Read the lines of the data below and retrieve those with "value".

━━━━━━━━━━

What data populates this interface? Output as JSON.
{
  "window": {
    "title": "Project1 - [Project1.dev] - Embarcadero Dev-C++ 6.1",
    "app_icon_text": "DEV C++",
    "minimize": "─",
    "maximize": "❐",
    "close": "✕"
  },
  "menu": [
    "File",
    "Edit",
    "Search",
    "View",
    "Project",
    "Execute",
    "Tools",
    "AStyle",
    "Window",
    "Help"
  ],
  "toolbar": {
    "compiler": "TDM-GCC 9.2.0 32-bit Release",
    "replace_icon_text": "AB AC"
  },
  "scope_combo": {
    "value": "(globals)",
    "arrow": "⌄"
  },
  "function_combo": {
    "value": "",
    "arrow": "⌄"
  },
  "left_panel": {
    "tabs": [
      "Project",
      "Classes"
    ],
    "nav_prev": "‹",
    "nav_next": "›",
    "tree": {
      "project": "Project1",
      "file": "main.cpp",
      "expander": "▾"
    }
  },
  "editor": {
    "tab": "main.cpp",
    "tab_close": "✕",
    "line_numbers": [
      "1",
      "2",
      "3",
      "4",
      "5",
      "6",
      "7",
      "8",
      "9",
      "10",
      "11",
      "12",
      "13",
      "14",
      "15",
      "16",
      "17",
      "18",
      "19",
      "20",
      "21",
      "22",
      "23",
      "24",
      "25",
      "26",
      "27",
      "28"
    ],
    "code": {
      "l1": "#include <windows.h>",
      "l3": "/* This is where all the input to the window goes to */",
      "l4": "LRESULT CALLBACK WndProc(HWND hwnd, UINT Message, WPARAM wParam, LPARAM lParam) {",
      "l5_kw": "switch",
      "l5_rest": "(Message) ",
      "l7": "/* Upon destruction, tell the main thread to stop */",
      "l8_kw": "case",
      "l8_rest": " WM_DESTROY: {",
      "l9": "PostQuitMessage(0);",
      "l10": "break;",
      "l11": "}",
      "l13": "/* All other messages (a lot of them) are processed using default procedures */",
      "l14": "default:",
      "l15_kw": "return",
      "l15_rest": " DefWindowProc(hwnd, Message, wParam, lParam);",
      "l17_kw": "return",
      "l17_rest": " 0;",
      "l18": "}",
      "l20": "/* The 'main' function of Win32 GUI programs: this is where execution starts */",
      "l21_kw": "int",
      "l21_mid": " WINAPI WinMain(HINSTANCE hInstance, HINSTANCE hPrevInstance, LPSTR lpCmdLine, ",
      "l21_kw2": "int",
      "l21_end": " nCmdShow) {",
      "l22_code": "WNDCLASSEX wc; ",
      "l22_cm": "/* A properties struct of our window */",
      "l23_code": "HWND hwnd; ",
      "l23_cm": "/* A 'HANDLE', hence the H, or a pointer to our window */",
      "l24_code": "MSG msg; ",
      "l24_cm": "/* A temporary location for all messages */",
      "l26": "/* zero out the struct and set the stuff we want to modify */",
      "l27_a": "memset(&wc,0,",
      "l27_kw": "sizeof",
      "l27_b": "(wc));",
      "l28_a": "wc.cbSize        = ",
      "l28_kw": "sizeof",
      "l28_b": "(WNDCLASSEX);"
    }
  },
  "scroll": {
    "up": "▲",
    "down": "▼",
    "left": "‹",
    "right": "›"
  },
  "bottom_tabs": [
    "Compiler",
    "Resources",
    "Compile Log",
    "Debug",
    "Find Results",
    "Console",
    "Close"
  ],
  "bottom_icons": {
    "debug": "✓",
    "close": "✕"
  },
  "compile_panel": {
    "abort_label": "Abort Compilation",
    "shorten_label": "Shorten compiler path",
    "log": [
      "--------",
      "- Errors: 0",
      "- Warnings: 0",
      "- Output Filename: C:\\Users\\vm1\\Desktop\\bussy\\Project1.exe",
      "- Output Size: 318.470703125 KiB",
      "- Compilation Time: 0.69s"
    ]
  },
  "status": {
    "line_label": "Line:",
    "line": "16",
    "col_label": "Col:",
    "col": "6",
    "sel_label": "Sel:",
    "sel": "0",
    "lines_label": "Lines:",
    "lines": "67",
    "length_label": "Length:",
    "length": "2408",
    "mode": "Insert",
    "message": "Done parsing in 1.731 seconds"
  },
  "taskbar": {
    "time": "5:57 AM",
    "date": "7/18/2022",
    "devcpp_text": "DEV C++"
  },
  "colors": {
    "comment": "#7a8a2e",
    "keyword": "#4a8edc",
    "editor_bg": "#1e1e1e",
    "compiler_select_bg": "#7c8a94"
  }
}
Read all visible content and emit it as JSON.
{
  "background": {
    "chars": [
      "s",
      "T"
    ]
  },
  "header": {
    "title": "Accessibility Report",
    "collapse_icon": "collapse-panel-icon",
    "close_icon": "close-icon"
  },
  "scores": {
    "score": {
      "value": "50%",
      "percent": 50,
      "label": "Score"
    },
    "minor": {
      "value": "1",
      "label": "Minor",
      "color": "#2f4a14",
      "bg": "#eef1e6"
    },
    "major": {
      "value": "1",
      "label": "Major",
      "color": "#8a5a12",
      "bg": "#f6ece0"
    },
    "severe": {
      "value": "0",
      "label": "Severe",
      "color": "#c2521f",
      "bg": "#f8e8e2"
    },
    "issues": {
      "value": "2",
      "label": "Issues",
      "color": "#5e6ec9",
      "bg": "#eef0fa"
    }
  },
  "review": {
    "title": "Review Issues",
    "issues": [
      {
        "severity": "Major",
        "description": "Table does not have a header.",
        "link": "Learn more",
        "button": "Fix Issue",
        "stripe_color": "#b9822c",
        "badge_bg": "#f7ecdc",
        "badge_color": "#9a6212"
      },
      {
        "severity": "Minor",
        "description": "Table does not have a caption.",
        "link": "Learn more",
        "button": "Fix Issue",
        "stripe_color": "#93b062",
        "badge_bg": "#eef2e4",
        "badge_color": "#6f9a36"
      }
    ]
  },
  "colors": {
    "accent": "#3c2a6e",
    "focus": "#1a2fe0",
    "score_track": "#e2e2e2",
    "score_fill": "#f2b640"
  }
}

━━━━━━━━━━

*Answer to this problem*.
    "value": "(globals)",
    "value": "",
      "value": "50%",
      "value": "1",
      "value": "1",
      "value": "0",
      "value": "2",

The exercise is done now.